### EXERCISE BRIEF
Each line below should be restated exactly, with nothing dropped.
*** DATA SECTION Section Begins ***
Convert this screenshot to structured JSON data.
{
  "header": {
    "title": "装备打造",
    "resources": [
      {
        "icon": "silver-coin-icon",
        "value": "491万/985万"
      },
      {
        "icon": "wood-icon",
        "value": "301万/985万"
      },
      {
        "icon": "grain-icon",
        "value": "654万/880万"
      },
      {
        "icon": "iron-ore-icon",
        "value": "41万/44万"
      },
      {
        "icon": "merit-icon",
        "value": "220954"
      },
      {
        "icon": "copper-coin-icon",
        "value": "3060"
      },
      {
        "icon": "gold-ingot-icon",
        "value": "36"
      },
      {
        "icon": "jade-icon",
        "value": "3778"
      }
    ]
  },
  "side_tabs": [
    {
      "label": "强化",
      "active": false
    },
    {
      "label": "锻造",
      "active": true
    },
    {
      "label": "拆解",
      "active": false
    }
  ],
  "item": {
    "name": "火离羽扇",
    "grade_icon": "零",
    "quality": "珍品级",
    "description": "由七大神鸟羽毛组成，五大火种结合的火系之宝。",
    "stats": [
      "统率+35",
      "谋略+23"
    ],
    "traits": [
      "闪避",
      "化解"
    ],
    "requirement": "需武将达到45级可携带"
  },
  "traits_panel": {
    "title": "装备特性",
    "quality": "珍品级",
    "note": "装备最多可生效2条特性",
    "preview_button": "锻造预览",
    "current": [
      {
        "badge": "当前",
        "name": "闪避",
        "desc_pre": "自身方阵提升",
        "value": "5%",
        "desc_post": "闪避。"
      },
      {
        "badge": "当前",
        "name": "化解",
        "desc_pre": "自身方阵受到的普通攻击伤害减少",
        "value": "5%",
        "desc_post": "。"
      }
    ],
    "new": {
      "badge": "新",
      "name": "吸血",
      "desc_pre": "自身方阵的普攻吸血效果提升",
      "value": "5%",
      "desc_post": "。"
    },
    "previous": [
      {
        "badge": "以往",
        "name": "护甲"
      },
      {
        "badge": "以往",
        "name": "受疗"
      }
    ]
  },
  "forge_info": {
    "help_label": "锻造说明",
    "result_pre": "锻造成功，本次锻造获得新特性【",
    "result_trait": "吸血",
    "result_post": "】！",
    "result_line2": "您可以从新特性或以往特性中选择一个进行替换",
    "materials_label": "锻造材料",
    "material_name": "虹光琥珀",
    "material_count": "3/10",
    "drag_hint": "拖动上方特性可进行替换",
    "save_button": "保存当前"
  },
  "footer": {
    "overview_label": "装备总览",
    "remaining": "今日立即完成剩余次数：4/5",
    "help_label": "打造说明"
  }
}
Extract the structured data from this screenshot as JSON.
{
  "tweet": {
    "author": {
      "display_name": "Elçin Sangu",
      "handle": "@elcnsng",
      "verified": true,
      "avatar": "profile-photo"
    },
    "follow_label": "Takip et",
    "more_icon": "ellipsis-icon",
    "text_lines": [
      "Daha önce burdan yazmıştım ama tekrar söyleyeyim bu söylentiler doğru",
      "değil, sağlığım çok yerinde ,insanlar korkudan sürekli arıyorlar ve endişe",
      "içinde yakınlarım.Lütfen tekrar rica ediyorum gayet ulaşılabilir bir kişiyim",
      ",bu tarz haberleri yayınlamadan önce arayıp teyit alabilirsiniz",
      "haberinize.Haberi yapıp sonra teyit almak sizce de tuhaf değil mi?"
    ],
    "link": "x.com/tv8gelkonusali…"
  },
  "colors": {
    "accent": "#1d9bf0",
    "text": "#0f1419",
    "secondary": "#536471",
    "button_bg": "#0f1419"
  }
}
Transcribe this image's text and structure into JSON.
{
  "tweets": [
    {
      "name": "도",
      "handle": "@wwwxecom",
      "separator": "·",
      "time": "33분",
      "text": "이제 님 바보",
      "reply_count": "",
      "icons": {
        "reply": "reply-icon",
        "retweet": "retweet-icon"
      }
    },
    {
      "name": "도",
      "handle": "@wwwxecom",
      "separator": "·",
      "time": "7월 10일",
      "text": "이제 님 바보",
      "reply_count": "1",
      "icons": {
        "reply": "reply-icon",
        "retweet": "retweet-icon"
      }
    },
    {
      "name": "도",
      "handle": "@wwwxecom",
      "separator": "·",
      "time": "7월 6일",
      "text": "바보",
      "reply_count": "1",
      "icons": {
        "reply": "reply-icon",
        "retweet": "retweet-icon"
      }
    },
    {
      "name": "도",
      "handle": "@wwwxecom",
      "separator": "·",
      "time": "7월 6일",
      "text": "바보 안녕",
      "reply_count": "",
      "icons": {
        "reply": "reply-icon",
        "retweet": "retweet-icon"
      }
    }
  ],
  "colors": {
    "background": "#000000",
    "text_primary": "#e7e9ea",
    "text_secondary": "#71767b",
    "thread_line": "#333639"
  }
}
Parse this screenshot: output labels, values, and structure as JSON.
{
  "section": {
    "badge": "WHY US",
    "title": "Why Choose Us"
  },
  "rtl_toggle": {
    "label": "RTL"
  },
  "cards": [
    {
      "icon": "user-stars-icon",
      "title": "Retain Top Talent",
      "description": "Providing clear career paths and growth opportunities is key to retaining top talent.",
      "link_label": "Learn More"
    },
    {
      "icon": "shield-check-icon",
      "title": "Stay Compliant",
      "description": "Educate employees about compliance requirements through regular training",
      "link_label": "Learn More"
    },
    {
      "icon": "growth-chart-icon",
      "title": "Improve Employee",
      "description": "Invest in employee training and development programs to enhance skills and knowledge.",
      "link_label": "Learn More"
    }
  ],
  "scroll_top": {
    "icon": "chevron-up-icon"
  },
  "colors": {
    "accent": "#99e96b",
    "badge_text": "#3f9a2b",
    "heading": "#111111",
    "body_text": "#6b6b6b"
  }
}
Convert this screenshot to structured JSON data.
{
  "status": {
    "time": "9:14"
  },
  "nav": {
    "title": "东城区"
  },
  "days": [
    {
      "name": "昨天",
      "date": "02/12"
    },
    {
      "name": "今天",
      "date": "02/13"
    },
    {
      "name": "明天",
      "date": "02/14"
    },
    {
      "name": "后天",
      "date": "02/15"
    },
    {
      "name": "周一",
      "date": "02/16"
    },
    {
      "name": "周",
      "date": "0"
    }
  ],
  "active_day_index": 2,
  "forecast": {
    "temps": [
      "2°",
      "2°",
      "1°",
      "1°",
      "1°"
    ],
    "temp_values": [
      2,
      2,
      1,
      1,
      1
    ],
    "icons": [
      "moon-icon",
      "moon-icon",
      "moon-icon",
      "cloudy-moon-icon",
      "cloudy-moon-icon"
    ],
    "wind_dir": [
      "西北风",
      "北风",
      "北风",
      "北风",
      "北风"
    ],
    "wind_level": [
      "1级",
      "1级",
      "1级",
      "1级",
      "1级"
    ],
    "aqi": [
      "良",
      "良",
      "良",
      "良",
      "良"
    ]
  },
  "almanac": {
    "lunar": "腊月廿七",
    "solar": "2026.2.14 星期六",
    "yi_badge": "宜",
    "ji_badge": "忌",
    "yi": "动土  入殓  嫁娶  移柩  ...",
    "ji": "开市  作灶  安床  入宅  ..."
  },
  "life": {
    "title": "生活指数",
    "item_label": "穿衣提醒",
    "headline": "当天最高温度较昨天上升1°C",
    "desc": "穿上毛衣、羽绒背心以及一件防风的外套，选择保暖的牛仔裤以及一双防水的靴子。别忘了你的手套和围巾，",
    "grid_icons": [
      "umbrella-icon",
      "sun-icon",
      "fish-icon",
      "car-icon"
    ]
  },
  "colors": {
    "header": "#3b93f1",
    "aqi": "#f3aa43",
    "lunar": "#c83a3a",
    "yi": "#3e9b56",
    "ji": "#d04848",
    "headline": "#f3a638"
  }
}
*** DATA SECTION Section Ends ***
### TASK RESULT
Convert this screenshot to structured JSON data.
{
  "header": {
    "title": "装备打造",
    "resources": [
      {
        "icon": "silver-coin-icon",
        "value": "491万/985万"
      },
      {
        "icon": "wood-icon",
        "value": "301万/985万"
      },
      {
        "icon": "grain-icon",
        "value": "654万/880万"
      },
      {
        "icon": "iron-ore-icon",
        "value": "41万/44万"
      },
      {
        "icon": "merit-icon",
        "value": "220954"
      },
      {
        "icon": "copper-coin-icon",
        "value": "3060"
      },
      {
        "icon": "gold-ingot-icon",
        "value": "36"
      },
      {
        "icon": "jade-icon",
        "value": "3778"
      }
    ]
  },
  "side_tabs": [
    {
      "label": "强化",
      "active": false
    },
    {
      "label": "锻造",
      "active": true
    },
    {
      "label": "拆解",
      "active": false
    }
  ],
  "item": {
    "name": "火离羽扇",
    "grade_icon": "零",
    "quality": "珍品级",
    "description": "由七大神鸟羽毛组成，五大火种结合的火系之宝。",
    "stats": [
      "统率+35",
      "谋略+23"
    ],
    "traits": [
      "闪避",
      "化解"
    ],
    "requirement": "需武将达到45级可携带"
  },
  "traits_panel": {
    "title": "装备特性",
    "quality": "珍品级",
    "note": "装备最多可生效2条特性",
    "preview_button": "锻造预览",
    "current": [
      {
        "badge": "当前",
        "name": "闪避",
        "desc_pre": "自身方阵提升",
        "value": "5%",
        "desc_post": "闪避。"
      },
      {
        "badge": "当前",
        "name": "化解",
        "desc_pre": "自身方阵受到的普通攻击伤害减少",
        "value": "5%",
        "desc_post": "。"
      }
    ],
    "new": {
      "badge": "新",
      "name": "吸血",
      "desc_pre": "自身方阵的普攻吸血效果提升",
      "value": "5%",
      "desc_post": "。"
    },
    "previous": [
      {
        "badge": "以往",
        "name": "护甲"
      },
      {
        "badge": "以往",
        "name": "受疗"
      }
    ]
  },
  "forge_info": {
    "help_label": "锻造说明",
    "result_pre": "锻造成功，本次锻造获得新特性【",
    "result_trait": "吸血",
    "result_post": "】！",
    "result_line2": "您可以从新特性或以往特性中选择一个进行替换",
    "materials_label": "锻造材料",
    "material_name": "虹光琥珀",
    "material_count": "3/10",
    "drag_hint": "拖动上方特性可进行替换",
    "save_button": "保存当前"
  },
  "footer": {
    "overview_label": "装备总览",
    "remaining": "今日立即完成剩余次数：4/5",
    "help_label": "打造说明"
  }
}
Extract the structured data from this screenshot as JSON.
{
  "tweet": {
    "author": {
      "display_name": "Elçin Sangu",
      "handle": "@elcnsng",
      "verified": true,
      "avatar": "profile-photo"
    },
    "follow_label": "Takip et",
    "more_icon": "ellipsis-icon",
    "text_lines": [
      "Daha önce burdan yazmıştım ama tekrar söyleyeyim bu söylentiler doğru",
      "değil, sağlığım çok yerinde ,insanlar korkudan sürekli arıyorlar ve endişe",
      "içinde yakınlarım.Lütfen tekrar rica ediyorum gayet ulaşılabilir bir kişiyim",
      ",bu tarz haberleri yayınlamadan önce arayıp teyit alabilirsiniz",
      "haberinize.Haberi yapıp sonra teyit almak sizce de tuhaf değil mi?"
    ],
    "link": "x.com/tv8gelkonusali…"
  },
  "colors": {
    "accent": "#1d9bf0",
    "text": "#0f1419",
    "secondary": "#536471",
    "button_bg": "#0f1419"
  }
}
Transcribe this image's text and structure into JSON.
{
  "tweets": [
    {
      "name": "도",
      "handle": "@wwwxecom",
      "separator": "·",
      "time": "33분",
      "text": "이제 님 바보",
      "reply_count": "",
      "icons": {
        "reply": "reply-icon",
        "retweet": "retweet-icon"
      }
    },
    {
      "name": "도",
      "handle": "@wwwxecom",
      "separator": "·",
      "time": "7월 10일",
      "text": "이제 님 바보",
      "reply_count": "1",
      "icons": {
        "reply": "reply-icon",
        "retweet": "retweet-icon"
      }
    },
    {
      "name": "도",
      "handle": "@wwwxecom",
      "separator": "·",
      "time": "7월 6일",
      "text": "바보",
      "reply_count": "1",
      "icons": {
        "reply": "reply-icon",
        "retweet": "retweet-icon"
      }
    },
    {
      "name": "도",
      "handle": "@wwwxecom",
      "separator": "·",
      "time": "7월 6일",
      "text": "바보 안녕",
      "reply_count": "",
      "icons": {
        "reply": "reply-icon",
        "retweet": "retweet-icon"
      }
    }
  ],
  "colors": {
    "background": "#000000",
    "text_primary": "#e7e9ea",
    "text_secondary": "#71767b",
    "thread_line": "#333639"
  }
}
Parse this screenshot: output labels, values, and structure as JSON.
{
  "section": {
    "badge": "WHY US",
    "title": "Why Choose Us"
  },
  "rtl_toggle": {
    "label": "RTL"
  },
  "cards": [
    {
      "icon": "user-stars-icon",
      "title": "Retain Top Talent",
      "description": "Providing clear career paths and growth opportunities is key to retaining top talent.",
      "link_label": "Learn More"
    },
    {
      "icon": "shield-check-icon",
      "title": "Stay Compliant",
      "description": "Educate employees about compliance requirements through regular training",
      "link_label": "Learn More"
    },
    {
      "icon": "growth-chart-icon",
      "title": "Improve Employee",
      "description": "Invest in employee training and development programs to enhance skills and knowledge.",
      "link_label": "Learn More"
    }
  ],
  "scroll_top": {
    "icon": "chevron-up-icon"
  },
  "colors": {
    "accent": "#99e96b",
    "badge_text": "#3f9a2b",
    "heading": "#111111",
    "body_text": "#6b6b6b"
  }
}
Convert this screenshot to structured JSON data.
{
  "status": {
    "time": "9:14"
  },
  "nav": {
    "title": "东城区"
  },
  "days": [
    {
      "name": "昨天",
      "date": "02/12"
    },
    {
      "name": "今天",
      "date": "02/13"
    },
    {
      "name": "明天",
      "date": "02/14"
    },
    {
      "name": "后天",
      "date": "02/15"
    },
    {
      "name": "周一",
      "date": "02/16"
    },
    {
      "name": "周",
      "date": "0"
    }
  ],
  "active_day_index": 2,
  "forecast": {
    "temps": [
      "2°",
      "2°",
      "1°",
      "1°",
      "1°"
    ],
    "temp_values": [
      2,
      2,
      1,
      1,
      1
    ],
    "icons": [
      "moon-icon",
      "moon-icon",
      "moon-icon",
      "cloudy-moon-icon",
      "cloudy-moon-icon"
    ],
    "wind_dir": [
      "西北风",
      "北风",
      "北风",
      "北风",
      "北风"
    ],
    "wind_level": [
      "1级",
      "1级",
      "1级",
      "1级",
      "1级"
    ],
    "aqi": [
      "良",
      "良",
      "良",
      "良",
      "良"
    ]
  },
  "almanac": {
    "lunar": "腊月廿七",
    "solar": "2026.2.14 星期六",
    "yi_badge": "宜",
    "ji_badge": "忌",
    "yi": "动土  入殓  嫁娶  移柩  ...",
    "ji": "开市  作灶  安床  入宅  ..."
  },
  "life": {
    "title": "生活指数",
    "item_label": "穿衣提醒",
    "headline": "当天最高温度较昨天上升1°C",
    "desc": "穿上毛衣、羽绒背心以及一件防风的外套，选择保暖的牛仔裤以及一双防水的靴子。别忘了你的手套和围巾，",
    "grid_icons": [
      "umbrella-icon",
      "sun-icon",
      "fish-icon",
      "car-icon"
    ]
  },
  "colors": {
    "header": "#3b93f1",
    "aqi": "#f3aa43",
    "lunar": "#c83a3a",
    "yi": "#3e9b56",
    "ji": "#d04848",
    "headline": "#f3a638"
  }
}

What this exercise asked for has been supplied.